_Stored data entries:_

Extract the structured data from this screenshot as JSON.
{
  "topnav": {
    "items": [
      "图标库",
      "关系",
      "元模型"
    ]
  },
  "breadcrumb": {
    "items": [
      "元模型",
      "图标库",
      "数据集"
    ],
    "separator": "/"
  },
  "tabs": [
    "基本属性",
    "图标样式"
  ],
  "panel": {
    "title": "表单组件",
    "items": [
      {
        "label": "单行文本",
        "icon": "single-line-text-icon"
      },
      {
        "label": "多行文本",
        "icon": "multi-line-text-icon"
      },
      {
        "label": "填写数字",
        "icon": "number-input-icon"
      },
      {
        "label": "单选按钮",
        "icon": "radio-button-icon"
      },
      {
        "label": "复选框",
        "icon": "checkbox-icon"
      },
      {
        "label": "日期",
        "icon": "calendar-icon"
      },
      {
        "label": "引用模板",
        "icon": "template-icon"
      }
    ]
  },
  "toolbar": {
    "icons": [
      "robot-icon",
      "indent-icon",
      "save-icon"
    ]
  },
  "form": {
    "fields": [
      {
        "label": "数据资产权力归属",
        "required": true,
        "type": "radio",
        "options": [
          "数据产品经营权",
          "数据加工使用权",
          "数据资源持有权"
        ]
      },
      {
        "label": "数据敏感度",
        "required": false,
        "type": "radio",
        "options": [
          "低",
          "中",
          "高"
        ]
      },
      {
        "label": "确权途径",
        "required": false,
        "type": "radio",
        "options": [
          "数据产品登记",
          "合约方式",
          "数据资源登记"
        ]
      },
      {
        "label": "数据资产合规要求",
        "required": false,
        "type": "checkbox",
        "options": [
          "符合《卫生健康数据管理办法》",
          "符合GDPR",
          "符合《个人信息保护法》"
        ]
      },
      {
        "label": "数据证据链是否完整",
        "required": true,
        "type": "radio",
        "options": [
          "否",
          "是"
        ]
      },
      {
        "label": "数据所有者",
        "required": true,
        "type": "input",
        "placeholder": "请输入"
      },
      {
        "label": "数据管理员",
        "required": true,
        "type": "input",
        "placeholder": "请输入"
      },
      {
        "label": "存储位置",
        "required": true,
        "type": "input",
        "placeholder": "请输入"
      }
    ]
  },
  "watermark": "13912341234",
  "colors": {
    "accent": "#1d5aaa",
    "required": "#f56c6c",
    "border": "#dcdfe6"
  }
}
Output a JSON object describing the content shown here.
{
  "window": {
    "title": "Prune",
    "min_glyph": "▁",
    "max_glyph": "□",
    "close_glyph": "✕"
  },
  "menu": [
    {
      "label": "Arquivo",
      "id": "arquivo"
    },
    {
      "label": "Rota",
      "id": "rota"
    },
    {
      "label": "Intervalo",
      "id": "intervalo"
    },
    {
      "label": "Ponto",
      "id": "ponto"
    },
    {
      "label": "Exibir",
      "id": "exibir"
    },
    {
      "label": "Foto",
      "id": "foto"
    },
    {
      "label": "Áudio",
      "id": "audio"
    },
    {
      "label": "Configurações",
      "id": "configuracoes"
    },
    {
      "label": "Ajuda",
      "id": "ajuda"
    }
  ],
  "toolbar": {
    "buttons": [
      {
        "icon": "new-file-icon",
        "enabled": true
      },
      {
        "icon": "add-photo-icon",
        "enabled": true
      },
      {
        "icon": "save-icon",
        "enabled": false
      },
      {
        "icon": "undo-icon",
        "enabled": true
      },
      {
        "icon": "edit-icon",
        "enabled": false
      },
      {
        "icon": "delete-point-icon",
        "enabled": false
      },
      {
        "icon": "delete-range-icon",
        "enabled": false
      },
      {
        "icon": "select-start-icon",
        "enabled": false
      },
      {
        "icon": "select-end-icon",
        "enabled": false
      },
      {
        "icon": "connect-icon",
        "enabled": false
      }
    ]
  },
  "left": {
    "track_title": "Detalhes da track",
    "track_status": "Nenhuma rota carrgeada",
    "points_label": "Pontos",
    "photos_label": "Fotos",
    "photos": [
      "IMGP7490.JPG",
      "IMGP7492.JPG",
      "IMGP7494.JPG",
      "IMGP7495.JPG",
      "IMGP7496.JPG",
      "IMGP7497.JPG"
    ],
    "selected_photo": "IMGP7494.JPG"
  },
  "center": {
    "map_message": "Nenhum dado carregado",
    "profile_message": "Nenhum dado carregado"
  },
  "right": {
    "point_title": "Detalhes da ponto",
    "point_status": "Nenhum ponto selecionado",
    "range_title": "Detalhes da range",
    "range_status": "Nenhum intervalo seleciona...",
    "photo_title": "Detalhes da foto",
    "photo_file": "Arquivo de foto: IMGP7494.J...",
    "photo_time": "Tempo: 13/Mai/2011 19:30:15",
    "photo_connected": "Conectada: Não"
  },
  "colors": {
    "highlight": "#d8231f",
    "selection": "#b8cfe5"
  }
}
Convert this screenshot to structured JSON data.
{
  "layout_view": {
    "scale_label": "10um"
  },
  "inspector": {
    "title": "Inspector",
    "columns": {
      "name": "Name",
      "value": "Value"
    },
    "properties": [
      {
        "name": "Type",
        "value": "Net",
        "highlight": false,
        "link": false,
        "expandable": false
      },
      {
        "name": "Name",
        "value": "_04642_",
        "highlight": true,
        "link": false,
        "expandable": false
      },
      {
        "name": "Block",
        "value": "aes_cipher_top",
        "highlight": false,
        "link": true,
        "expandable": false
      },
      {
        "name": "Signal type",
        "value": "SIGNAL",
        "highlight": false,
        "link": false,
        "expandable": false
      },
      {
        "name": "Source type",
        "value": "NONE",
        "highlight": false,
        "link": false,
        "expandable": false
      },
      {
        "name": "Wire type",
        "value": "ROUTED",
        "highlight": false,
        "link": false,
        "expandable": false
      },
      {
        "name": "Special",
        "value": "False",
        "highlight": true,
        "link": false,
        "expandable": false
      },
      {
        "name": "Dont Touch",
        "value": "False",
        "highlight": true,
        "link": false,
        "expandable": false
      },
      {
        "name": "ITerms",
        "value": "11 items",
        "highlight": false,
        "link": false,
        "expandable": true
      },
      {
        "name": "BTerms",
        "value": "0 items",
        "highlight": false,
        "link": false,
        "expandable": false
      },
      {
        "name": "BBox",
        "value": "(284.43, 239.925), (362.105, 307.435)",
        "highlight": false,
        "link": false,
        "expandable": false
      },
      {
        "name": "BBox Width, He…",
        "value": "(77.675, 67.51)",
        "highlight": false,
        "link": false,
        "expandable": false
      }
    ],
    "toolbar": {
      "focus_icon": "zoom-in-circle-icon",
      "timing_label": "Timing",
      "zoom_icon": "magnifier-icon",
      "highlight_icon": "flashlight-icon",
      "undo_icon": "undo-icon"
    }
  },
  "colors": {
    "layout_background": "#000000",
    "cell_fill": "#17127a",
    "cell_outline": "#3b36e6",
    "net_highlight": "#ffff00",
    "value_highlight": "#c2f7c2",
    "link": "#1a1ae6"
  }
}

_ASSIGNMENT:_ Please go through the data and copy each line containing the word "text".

_ANSWER BOX:_
        "icon": "single-line-text-icon"
        "icon": "multi-line-text-icon"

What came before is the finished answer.